Naomi Campbell, who plays lead singer Simon Le Bon in the video, wakes up surrounded by svelte women clad in various lingerie bondage get-ups. A gorgeous girl French-kisses – gasp! – another beautiful girl.In one scene, fashion divas Cindy Crawford and Yasmin Le Bon enter an elevator with drummer Roger Taylor, who plays a bellhop. A few seconds later, the women exit, and Taylor looks a tad, well, rumpled and confused. What ever did those girls do to him?
Hard-core raunchy, the video isn’t. But MTV and VH1 apparently consider it too racy for their viewers’ peepers as the two channels have banned “Girl Panic.” It’s perplexing given some of their previous programming such as “Skins,” which was eventually cancelled because advertisers’ reaction to its depiction of sex and drug use by teens.
The channels also criticized the video’s “blatant product placement.” Hmm, yes, so do major motion pictures (Ever seen a James Bond movie?) and Lady Gaga videos. (Hello, “Telephone.”)
Women, who make up the overwhelmingly majority of Duran Duran fans, dream of luxury and escapism. The Savoy Hotel, where “Girl Panic” was filmed in June, whisks a Duranie into a bedroom world of champagne and afternoon sex. So what if the video features a Rolls Royce, Louis Vitton luggage and Swarovski crystals? Duran Duran raised their fans from a young age to desire the ultimate things in life.
They also gave us on healthy dose of eroticism in our teen years.
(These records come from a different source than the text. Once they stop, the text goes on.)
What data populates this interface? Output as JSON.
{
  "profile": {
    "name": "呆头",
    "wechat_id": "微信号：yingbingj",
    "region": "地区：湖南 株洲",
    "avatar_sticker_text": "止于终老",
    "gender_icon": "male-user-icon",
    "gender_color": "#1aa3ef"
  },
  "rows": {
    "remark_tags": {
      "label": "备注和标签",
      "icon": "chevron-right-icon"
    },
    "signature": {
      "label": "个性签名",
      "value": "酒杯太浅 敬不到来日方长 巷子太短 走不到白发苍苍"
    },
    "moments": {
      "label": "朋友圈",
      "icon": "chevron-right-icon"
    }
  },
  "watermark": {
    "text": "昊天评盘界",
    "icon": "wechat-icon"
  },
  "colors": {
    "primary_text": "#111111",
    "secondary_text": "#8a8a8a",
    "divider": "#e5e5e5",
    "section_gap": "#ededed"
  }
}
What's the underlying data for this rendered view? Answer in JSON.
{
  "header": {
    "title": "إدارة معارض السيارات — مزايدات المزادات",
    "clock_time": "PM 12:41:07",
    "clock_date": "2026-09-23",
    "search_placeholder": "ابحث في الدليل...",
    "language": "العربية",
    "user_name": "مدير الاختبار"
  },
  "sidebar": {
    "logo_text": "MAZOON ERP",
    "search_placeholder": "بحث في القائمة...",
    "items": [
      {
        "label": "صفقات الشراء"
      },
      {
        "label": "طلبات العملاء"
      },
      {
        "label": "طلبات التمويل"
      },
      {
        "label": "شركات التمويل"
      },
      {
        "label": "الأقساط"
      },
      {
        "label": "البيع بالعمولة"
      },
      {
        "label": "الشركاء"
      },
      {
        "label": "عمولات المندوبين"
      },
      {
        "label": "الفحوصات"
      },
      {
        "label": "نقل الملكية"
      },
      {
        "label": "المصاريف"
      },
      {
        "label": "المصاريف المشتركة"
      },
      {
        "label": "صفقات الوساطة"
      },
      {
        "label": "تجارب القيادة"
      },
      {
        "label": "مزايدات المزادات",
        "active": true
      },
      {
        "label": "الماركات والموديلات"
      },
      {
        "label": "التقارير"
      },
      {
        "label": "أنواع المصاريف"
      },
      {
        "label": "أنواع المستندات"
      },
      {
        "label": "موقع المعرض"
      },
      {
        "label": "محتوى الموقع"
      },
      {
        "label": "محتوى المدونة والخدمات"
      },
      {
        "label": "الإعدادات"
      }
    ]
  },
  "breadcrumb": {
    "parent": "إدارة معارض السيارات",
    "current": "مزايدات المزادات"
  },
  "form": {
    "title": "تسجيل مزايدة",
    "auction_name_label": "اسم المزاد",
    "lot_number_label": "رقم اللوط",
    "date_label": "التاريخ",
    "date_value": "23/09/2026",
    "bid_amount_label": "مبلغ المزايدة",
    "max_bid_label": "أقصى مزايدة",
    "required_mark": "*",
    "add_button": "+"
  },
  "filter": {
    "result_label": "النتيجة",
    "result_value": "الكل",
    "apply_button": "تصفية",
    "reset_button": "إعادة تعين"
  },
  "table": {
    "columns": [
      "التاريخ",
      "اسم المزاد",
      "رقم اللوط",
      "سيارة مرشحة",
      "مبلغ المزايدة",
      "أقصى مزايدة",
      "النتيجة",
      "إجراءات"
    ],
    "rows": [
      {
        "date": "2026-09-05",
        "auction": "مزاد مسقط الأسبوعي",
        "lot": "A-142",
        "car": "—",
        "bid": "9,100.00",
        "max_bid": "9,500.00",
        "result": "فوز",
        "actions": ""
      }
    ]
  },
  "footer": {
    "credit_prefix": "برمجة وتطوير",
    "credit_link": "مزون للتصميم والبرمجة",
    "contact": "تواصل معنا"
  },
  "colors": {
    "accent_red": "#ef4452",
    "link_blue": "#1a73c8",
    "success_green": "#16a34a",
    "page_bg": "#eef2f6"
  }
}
In their first banned video “Girls on Film,” myriad steamy scenes transpire in a wrestling ring as the band plays their instruments in the background. Two girls in gauzy lingerie engage in a pillow fight while straddling a whipped-cream covered pole and surrendering to a kiss. In another scene, a woman in a white fringed cowgirl outfit rides a man-horse in a black G-string before leading him off-stage on a leash. Yes, the video contained some rude bits. It made Duran Duran famous in 1981. It made their fans tingle.
For MTV, the band generated a shorter, tamer version of “Girls on Film.” Still, the X-rated version lingered on the shelf at a video store. Duranies and adolescent boys, whether they admitted it or not, figured out ways to see the “night version” of “Girls on Film” numerous times.
“The Chauffeur,” too, became legendary among Duranies. Never released on MTV, the 1982 black-and-white video tells the story of two beautiful female lovers, clad in black garter belts and bustiers, meeting clandestinely in an empty parking garage. The band doesn’t appear in the video, but every Duranie who watched the video knew that to fall into bed with a member required an initial investment in silk stockings and fuck-me heels.
“Girl Panic” brilliantly pays homage to both videos with hat-tips that only a die-hard Duranie can spot. But fans, or Duran Duran for that matter, no longer needs MTV or VH1. As someone tweeted, “Do they even show videos anymore?” Duranies who want to study “Girl Panic” repeatedly can unlike in the days when we camped in front of the television set for hours waiting to see “Save a Prayer.”
It certainly doesn’t hurt that MTV, which Duran Duran helped place into music history, dissed the new video. Any publicity, especially the provocative kind, is good publicity. Here’s predicting that the ban will undoubtedly lead to today’s teens – and their Gen X mothers – sneaking peek after peek of “Girl Panic” on their iPhones.